The Fort Funston Visitor's Center has exhibits on the ecology of the area and is open daily from noon until 4 p.m. The phone number is (415) 239-2366. Entrance to the Fort Funston parking area is off Skyline Boulevard (Route 35) just south of John Muir Drive.
On November 2, 1769, the members of an expedition led by Spaniard Don Gaspar de Portola became the first Europeans to gaze upon San Francisco Bay, and they did so from Sweeney Ridge in what is now the town of Pacifica. Since Sweeney Ridge is often shrouded in fog, it's fortunate that Portola and his men were here in the fall, when the weather is more cooperative. Today people visit Sweeney Ridge to see San Francisco Bay and the stone marker commemorating Portola's discovery but also for views of Mount Tamalpais, the Farallon Islands, and Mount Hamilton.
The easiest trail to the discovery site is from San Bruno on the east side of the ridge. Head west on Sneath Lane from Highway 35 until you come to the small parking area by the GGNRA gate. From there it's a steady uphill walk on an asphalt road to the top of the ridge. It's a bit of a climb but your efforts are rewarded with spectacular 360-degree views. The walk up and back will take about an hour and a half.
You can also start your hike in Pacifica on the west side of the ridge; the trail leaves from the parking lot behind the Shelldance Nursery at 2000 Cabrillo Highway (Highway 1) in Pacifica.
The Phleger Estate became part of the GGNRA at the end of 1994, so it's one of the newest pieces of the park. Situated between Skyline Boulevard and Interstate 280, the park's 1232 acres offer spectacular views, large stands of redwoods, and a host of wildlife. There are currently about 10 miles of trails through the property, and the estate is adjacent to other parks and preserves if you're interested in longer hikes.
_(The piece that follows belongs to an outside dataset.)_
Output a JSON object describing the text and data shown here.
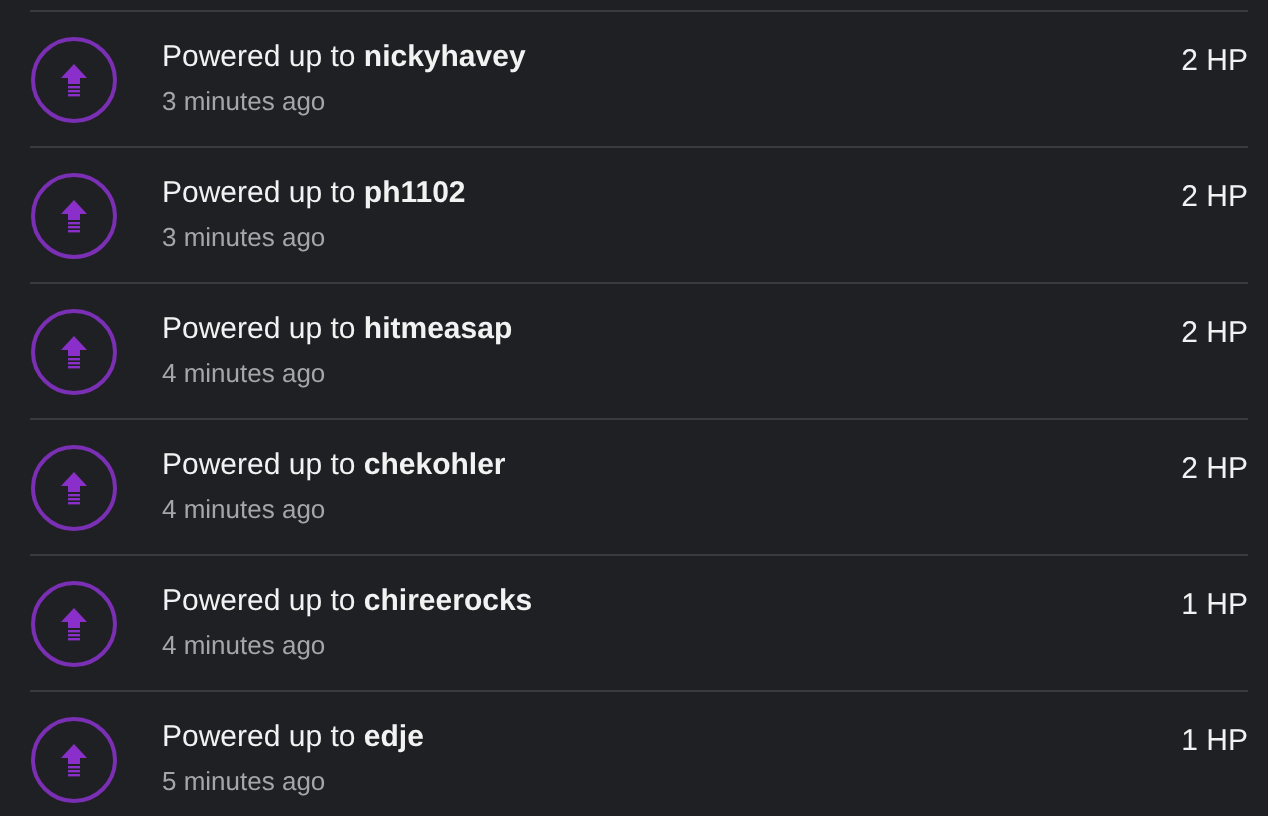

You can get access to Phleger's trails from Huddart Park off King's Mountain Road in Woodside. You can pick up a map at the entrance station. There's a $4 per vehicle entrance fee. You can also park at the Purissima Creek Redwoods Open Space on Skyline Boulevard just north of King's Mountain Road and enter Huddart Park on the uphill side. From there you can follow Huddart Park trails over to the Phleger trails, but you have to know where you're going; there's no place to pick up maps or trail guides on that side.